FILE- Bosnian and Croatian border police stand guard in front of migrants at Maljevac border crossing between Bosnia and Croatia near Velika Kladusa, Bosnia, Oct. 24, 2018.

The International Federation of Red Cross and Red Crescent Societies says thousands of migrants stuck near the Bosnian-Croatian border face life-threatening conditions as cold weather sets in.

More than 23,000 migrants have entered Bosnia-Herzegovina since the beginning of the year, hoping to reach the European Union through Croatia. Most achieved their goal before Croatia closed its border during the summer, trapping some 5,300 migrants on the Bosnian side.

The International Red Cross Federation says most of the migrants are living in miserable conditions in tents, abandoned buildings and makeshift camps in the forest. IFRC spokesman Matthew Cochrane tells VOA those ad hoc settlements offer little or no protection against winter temperatures that can drop as low as 15 degrees below zero Celsius.

"We are concerned that without a really decisive intervention in the coming weeks to bolster the work that is already being done that some people will face a very difficult winter and potentially, we could even see people freezing to death,” he said.

The Bosnian Red Cross is feeding up to 3,000 people a day in six reception centers and distributing warm clothes, sleeping bags and blankets. To keep the humanitarian operation going during the next nine to 12 months, the Red Cross Federation is appealing for $3 million.

Cochrane says fears are growing that this could turn into a small, protracted crisis.

“If the border is going to remain closed and people are going to continue to be trapped, then we need to be able to provide assistance to ensure that this does not turn into a disaster. It is entirely preventable. It is completely within our hands to mitigate this, but the clock really is ticking,” he said.
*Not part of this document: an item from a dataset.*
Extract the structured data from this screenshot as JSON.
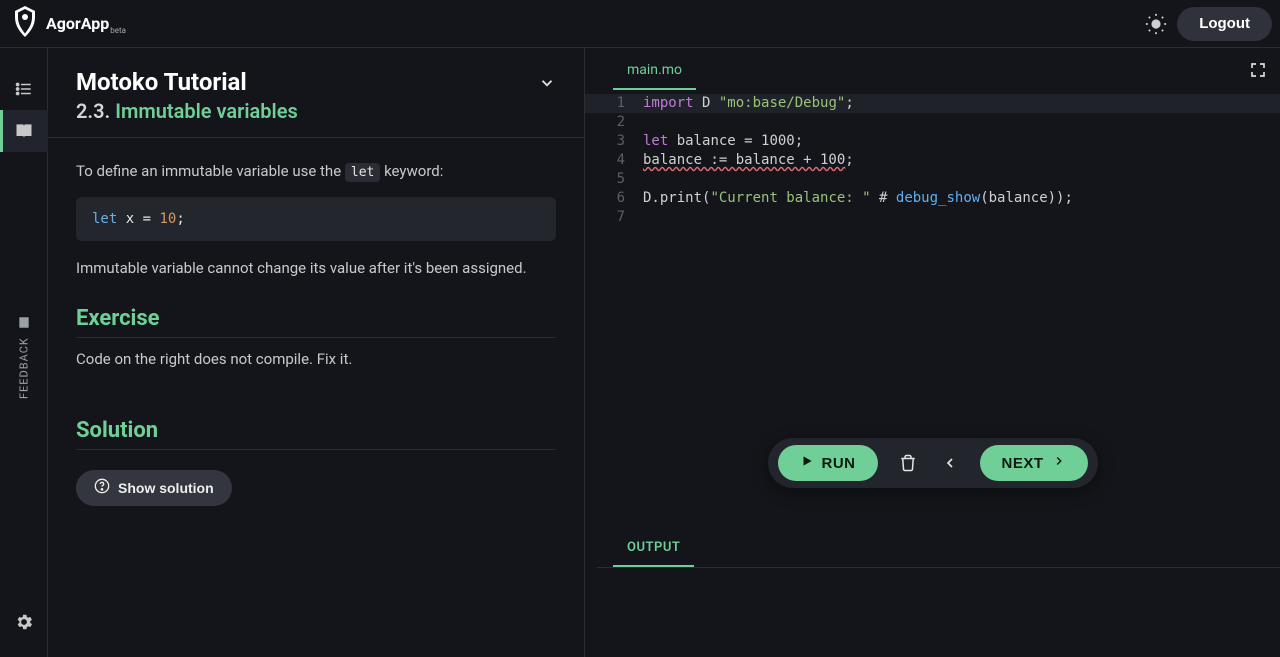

The Red Cross says mobile teams will patrol the border area to provide food, blankets, hot drinks and first aid to migrants in areas outside of the reception centers. Cochrane says the mobile teams also will distribute information warning migrants about the dangers of land mines and unexploded ordnance.

The weapons are left over from a war waged among the Muslim, Croat and Serbian populations in Bosnia-Herzegovina between 1992 and 1995.